Fans of science-based music may already be familiar with The Amygdaloids, the NYC band fronted by NYU neuroscientist Joseph LeDoux. LeDoux has just published two pieces about his musical endeavors and their connections to his research: The flip side: scientists who rock (Trends in Cognitive Sciences 15: 335-7, 2011) and Music and the brain, literally (Frontiers in Human Neuroscience 5: 49, 2011).
Some choice nuggets from the first piece are as follows:
The two wings of academia are the arts and the sciences. Within the university, they stand back to back, looking in different directions like a Janus-faced statue. But, when the day job ends, scientists are known to seek out the arts in one form or another, either as consumers or producers. Scientists, after all, are just people, and most people are drawn to art…. People need art, even scientists.
We often hear about the power of music to relax, heal, to draw people together, and to communicate. I concur. Playing music makes me a healthier, happier person…. I sometimes get asked how I find time to make music. I always answer the same way. I’m a better scientist, husband, father (and every other role I perform) because I find the time to make music.
And here’s an interesting excerpt from the second piece:
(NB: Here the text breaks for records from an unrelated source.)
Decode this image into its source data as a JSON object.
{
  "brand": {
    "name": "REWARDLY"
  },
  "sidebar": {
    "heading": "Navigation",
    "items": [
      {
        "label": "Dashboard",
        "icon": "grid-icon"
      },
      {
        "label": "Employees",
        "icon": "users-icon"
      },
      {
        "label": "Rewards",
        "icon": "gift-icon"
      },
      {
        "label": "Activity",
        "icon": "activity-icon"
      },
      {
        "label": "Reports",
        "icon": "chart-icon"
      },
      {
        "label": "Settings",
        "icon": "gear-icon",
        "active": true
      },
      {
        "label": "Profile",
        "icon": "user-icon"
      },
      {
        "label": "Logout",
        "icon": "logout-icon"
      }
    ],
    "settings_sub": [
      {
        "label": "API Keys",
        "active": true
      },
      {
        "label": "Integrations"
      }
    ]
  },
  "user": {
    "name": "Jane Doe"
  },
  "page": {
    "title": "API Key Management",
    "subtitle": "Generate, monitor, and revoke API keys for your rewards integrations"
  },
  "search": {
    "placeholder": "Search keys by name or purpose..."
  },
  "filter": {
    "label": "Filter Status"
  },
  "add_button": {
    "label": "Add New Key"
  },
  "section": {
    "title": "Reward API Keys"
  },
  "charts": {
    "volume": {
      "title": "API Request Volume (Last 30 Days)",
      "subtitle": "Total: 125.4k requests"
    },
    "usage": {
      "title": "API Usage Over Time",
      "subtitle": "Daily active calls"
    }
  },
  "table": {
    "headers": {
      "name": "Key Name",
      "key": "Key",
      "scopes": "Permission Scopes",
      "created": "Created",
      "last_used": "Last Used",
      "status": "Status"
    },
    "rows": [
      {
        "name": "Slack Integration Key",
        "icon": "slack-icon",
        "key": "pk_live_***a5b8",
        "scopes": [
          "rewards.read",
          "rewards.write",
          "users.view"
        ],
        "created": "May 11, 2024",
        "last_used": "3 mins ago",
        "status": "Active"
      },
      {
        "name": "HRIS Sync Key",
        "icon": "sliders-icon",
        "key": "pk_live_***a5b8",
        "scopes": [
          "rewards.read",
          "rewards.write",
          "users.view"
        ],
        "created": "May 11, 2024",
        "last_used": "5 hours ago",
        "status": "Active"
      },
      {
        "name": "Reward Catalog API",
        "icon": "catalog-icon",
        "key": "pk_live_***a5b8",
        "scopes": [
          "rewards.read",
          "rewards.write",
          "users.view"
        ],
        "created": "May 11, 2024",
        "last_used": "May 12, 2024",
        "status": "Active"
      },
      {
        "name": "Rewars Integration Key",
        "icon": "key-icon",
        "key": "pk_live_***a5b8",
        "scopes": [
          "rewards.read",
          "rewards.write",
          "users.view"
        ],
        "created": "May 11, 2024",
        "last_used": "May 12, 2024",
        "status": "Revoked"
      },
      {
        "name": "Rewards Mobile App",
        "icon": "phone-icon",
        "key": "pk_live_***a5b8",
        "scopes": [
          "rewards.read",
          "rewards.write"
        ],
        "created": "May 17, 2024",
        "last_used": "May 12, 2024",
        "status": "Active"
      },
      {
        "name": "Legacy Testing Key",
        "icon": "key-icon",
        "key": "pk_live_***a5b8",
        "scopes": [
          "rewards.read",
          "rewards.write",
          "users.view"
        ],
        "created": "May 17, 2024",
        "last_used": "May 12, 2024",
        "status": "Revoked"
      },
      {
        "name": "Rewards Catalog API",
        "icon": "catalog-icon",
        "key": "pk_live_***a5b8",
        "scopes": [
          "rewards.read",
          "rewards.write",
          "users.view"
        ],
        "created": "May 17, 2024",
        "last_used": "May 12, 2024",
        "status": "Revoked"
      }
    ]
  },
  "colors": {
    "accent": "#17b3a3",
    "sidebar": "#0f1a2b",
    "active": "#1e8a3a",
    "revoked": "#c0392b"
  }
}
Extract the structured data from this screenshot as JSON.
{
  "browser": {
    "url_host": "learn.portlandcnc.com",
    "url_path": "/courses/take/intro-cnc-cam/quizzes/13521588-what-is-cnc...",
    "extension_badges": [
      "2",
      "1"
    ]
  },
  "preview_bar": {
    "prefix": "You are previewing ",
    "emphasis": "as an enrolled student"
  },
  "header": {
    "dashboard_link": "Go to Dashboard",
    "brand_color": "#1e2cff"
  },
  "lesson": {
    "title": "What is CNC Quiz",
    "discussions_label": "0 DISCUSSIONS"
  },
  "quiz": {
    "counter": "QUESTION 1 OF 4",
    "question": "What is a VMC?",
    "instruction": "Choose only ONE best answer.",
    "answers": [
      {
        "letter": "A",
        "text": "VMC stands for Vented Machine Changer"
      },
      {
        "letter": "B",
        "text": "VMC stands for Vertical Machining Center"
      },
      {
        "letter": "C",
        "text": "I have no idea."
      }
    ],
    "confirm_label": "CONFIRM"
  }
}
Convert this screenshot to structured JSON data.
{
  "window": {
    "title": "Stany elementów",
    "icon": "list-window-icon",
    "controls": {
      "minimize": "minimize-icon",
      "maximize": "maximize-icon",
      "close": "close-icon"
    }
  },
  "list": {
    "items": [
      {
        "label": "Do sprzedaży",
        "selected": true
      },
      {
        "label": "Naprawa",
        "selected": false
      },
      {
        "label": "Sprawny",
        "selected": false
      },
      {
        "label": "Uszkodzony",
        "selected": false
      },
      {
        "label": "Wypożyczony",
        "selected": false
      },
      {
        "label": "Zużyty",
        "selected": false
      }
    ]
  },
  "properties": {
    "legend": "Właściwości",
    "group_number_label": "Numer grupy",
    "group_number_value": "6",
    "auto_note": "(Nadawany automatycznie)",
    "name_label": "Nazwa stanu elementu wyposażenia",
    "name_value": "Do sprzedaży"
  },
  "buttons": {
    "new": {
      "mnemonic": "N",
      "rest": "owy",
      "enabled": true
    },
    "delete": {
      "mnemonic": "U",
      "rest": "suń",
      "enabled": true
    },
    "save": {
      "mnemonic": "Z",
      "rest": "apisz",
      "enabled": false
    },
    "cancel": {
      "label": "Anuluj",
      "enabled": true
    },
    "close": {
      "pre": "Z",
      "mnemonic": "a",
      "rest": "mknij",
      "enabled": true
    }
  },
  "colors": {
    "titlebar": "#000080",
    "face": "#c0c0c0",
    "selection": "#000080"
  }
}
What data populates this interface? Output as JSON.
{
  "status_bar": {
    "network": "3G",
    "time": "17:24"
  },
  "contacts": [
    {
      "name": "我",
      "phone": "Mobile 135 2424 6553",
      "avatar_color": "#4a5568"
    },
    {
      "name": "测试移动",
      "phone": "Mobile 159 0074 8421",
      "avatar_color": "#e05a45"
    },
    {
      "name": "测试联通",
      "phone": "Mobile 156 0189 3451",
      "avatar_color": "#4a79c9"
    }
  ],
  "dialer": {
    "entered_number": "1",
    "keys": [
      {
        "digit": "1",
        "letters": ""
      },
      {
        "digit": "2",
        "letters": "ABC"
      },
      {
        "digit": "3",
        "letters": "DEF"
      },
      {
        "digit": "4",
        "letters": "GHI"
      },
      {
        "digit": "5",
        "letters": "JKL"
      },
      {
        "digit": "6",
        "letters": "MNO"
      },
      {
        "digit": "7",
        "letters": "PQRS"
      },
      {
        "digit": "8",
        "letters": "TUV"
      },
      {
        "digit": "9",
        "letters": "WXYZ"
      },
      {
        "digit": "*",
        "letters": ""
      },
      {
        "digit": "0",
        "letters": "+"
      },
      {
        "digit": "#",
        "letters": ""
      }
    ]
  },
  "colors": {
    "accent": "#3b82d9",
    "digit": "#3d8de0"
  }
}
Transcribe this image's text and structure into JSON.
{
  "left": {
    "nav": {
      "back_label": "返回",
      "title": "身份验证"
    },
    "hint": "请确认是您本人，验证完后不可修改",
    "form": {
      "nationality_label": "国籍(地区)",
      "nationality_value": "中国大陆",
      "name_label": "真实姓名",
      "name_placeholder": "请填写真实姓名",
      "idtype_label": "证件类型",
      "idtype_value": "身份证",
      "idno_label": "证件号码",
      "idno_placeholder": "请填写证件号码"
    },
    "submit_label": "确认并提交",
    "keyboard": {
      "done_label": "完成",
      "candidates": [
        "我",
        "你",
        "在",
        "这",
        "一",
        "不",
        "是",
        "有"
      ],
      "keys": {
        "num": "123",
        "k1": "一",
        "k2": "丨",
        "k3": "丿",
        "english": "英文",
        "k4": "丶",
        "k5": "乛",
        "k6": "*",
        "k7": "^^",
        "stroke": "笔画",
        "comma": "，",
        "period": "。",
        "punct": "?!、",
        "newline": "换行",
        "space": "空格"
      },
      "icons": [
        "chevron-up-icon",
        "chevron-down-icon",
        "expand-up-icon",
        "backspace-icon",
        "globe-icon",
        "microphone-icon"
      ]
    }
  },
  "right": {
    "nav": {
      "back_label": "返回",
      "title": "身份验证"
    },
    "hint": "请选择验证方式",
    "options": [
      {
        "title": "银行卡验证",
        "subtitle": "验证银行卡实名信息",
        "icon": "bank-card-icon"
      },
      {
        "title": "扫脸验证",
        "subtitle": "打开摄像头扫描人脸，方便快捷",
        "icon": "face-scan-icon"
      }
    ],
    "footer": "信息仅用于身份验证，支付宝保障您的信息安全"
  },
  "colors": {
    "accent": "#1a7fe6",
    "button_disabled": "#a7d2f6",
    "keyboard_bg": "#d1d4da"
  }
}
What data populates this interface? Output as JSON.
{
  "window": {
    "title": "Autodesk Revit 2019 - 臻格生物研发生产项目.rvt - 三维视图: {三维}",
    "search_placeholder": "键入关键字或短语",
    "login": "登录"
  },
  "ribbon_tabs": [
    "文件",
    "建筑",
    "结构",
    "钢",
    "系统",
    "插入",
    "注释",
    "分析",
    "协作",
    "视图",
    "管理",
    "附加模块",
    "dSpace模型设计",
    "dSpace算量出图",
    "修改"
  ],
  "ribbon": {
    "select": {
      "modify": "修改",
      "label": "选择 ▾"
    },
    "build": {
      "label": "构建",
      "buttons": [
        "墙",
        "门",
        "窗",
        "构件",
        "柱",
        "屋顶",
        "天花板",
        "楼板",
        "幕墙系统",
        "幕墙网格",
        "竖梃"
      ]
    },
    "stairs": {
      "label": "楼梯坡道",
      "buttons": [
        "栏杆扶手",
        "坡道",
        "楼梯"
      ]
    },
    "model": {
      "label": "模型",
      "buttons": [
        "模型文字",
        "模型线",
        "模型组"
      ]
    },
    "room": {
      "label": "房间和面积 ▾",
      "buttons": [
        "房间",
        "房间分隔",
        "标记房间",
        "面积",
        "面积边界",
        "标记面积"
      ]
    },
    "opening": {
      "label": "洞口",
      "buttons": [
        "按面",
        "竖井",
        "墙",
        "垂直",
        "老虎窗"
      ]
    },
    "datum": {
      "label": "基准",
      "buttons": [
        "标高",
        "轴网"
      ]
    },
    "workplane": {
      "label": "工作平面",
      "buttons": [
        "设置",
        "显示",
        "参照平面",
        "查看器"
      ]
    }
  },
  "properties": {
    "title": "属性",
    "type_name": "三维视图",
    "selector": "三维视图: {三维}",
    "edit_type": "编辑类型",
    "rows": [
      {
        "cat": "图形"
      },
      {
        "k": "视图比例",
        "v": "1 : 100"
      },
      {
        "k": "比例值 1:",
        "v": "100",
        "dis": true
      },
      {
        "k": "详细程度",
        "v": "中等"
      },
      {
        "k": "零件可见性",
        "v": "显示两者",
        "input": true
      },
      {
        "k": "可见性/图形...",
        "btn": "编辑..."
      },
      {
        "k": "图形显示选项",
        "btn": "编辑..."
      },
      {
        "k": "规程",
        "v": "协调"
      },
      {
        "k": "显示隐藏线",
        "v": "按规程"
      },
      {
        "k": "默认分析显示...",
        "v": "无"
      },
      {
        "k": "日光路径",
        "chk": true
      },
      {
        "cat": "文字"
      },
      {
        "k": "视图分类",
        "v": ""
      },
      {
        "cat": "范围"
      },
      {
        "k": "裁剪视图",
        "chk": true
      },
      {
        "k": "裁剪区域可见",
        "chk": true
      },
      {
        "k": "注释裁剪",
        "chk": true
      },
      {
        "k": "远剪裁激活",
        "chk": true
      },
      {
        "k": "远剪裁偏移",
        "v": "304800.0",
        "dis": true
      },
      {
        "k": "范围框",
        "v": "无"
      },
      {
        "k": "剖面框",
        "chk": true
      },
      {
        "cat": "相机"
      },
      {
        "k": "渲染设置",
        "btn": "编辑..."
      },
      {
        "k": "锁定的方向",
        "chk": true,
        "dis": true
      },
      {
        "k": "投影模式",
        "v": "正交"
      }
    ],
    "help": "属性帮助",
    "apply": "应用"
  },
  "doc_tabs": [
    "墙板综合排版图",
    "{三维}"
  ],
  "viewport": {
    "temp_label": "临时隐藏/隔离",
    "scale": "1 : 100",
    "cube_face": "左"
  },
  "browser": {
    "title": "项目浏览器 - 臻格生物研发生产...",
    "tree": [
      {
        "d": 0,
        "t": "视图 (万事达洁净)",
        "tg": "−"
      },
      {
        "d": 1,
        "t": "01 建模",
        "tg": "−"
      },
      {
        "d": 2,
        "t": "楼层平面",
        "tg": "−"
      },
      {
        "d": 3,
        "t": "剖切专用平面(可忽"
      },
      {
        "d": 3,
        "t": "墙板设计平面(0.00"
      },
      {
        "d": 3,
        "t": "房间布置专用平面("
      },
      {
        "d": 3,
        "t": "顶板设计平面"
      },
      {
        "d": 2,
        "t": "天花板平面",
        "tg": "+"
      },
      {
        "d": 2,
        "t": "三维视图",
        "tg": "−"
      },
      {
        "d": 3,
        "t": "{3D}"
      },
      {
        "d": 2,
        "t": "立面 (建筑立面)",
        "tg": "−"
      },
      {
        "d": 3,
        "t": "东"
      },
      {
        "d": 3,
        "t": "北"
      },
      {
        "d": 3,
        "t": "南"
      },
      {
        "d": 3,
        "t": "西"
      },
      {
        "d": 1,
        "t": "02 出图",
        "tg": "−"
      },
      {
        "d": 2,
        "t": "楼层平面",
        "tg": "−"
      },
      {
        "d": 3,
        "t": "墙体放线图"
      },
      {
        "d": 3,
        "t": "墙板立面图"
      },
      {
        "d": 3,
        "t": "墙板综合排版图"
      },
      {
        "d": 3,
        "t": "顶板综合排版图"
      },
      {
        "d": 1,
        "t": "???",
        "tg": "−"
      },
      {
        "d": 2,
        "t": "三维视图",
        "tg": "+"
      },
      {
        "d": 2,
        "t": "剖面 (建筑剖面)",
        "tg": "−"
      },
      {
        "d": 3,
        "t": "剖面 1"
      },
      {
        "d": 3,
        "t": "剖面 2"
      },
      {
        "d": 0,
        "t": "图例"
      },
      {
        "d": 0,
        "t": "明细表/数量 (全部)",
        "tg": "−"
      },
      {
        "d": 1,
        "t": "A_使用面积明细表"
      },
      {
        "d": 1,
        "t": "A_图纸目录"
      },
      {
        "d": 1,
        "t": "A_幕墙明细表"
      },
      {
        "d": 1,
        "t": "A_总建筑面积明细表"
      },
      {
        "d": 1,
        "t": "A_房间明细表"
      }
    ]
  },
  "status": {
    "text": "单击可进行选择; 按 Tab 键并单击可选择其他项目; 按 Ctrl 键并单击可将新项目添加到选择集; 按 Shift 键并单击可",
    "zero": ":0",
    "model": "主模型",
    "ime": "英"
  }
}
I get asked quite a lot about the relation of music and the brain. But that’s not really my area of research. I try to connect music and the brain lyrically rather than through scientific activity. I do not have any formal musical training, and do not really know what the right questions to ask are. I suppose I could come up with some studies of emotion and music, but have not felt that urge. Some really talented scientists are involved in this field, such as Robert Zatorre, Dan Levitin, Mark Tramo. They are doing a fabulous job of uncovering all sorts of fascinating things about how the psychology of music relates to the biology of the brain. I am just happy to writes [sic] songs and play music.